Sorry if the title of this thread is confusing, but something I've been wondering about is if, when you first saw or heard about the terrorist acts on Tuesday, you thought about, pictured, or put yourself in the shoes of any of the victims. The human power of imagination can be a very strong and sometimes uncontrollable ability and I've heard people say they pictured in their minds, or empathizing with, those who were working in the World Trade Center or those on the ground being surrounding by the dust of the collapsing buildings or perhaps those in the Pentagon.
I myself had a VERY hard time getting to sleep on Tuesday and Wednesday after viewing the 2nd impact live on TV as it happened because as soon as the news announcer said "there's a second plane!" (which was merely a heartbeat before the plane hit the 2nd WTC tower), my mind wiped out all doubt about the first plane's intent (whether it was an accident or not - I had a somewhat slim doubt that it wasn't intentional) and I just kept thinking about and picturing in my mind all those poor passengers in those planes being used as missiles all day and night. Even as the news was foolishly stating how it "looked like a small plane" and other nonsense, I knew it was clearly a sizable passenger jet that was flown into the giant building (from simply looking at the shape of the plane used in the attack and knowing a little about what different jets look like) and I literally could not stop empathizing with those poor passengers and crew who were being hijacked and killed. Whenever I closed my eyes, I pictured those poor passengers and I couldn't get it out of my head no matter how much I wanted to (and I wanted to since it was SO painful to think about and to let my mind's eye paint pictures of). I'm a bit glad I didn't have bad dreams after the incidents, but when awake, it was just so painful, so sad, so constant -- and yet so difficult not to think about.

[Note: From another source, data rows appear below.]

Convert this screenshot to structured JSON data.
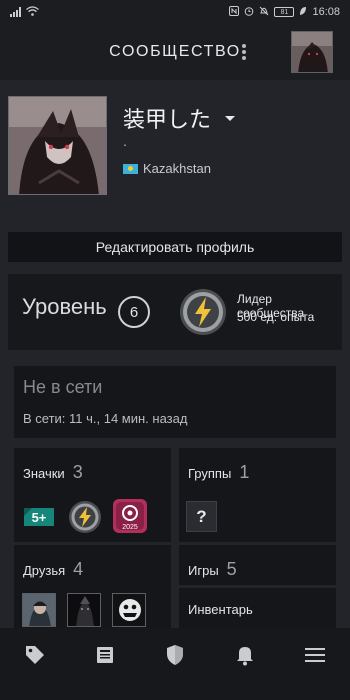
{
  "status_bar": {
    "time": "16:08",
    "battery": "81",
    "icons": [
      "signal-icon",
      "wifi-icon",
      "nfc-icon",
      "alarm-icon",
      "mute-icon",
      "battery-icon",
      "leaf-icon"
    ]
  },
  "header": {
    "title": "СООБЩЕСТВО",
    "menu_icon": "kebab-menu-icon",
    "avatar_icon": "user-avatar"
  },
  "profile": {
    "name": "装甲した",
    "summary": ".",
    "country": "Kazakhstan",
    "flag_icon": "kazakhstan-flag-icon"
  },
  "edit_button": {
    "label": "Редактировать профиль"
  },
  "level": {
    "label": "Уровень",
    "value": "6",
    "badge_title": "Лидер сообщества",
    "badge_xp": "500 ед. опыта",
    "badge_icon": "community-leader-badge-icon"
  },
  "online_status": {
    "state": "Не в сети",
    "last_online": "В сети: 11 ч., 14 мин. назад"
  },
  "badges": {
    "label": "Значки",
    "count": "3",
    "items": [
      {
        "icon": "years-of-service-badge-icon",
        "text": "5+"
      },
      {
        "icon": "community-leader-badge-icon",
        "text": ""
      },
      {
        "icon": "steam-replay-badge-icon",
        "text": "2025"
      }
    ]
  },
  "groups": {
    "label": "Группы",
    "count": "1",
    "placeholder": "?"
  },
  "friends": {
    "label": "Друзья",
    "count": "4"
  },
  "games": {
    "label": "Игры",
    "count": "5"
  },
  "inventory": {
    "label": "Инвентарь"
  },
  "nav": {
    "items": [
      "store-tag-icon",
      "news-icon",
      "shield-icon",
      "bell-icon",
      "hamburger-menu-icon"
    ]
  },
  "colors": {
    "background": "#1c1d21",
    "panel": "#15161a",
    "text": "#dfe3e6",
    "muted": "#858a8f",
    "badge_green": "#1b7a6f",
    "badge_pink": "#b0305a"
  }
}
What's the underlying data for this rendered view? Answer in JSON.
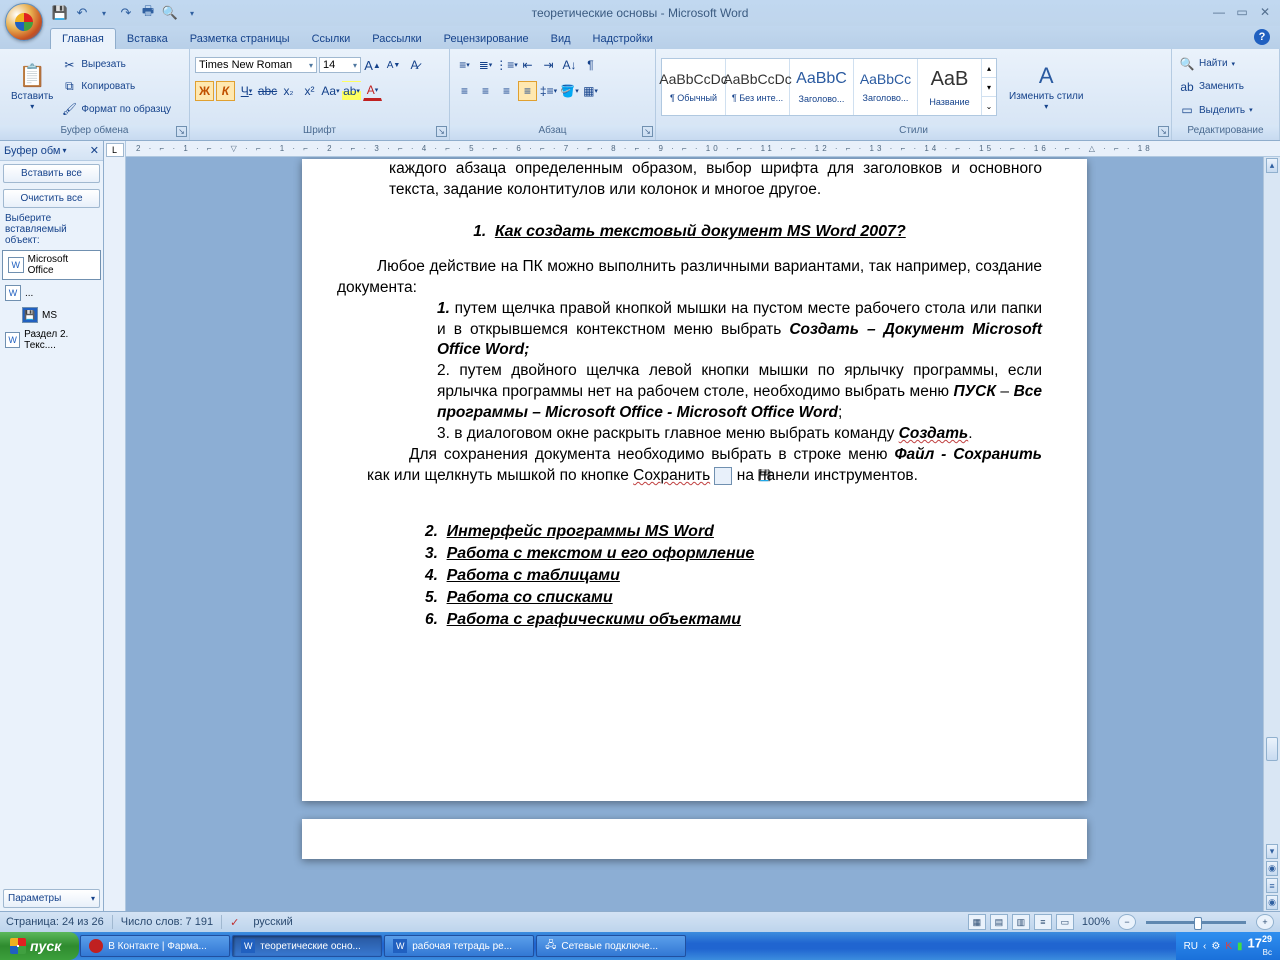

I feel in a way like I'm unfairly asking you folks to relive your own personal pain even as we start to heal, but I also think that talking it out, discussing our feelings with friends, and just venting is a good path to personal healing, which is of course part of what we need for societal healing.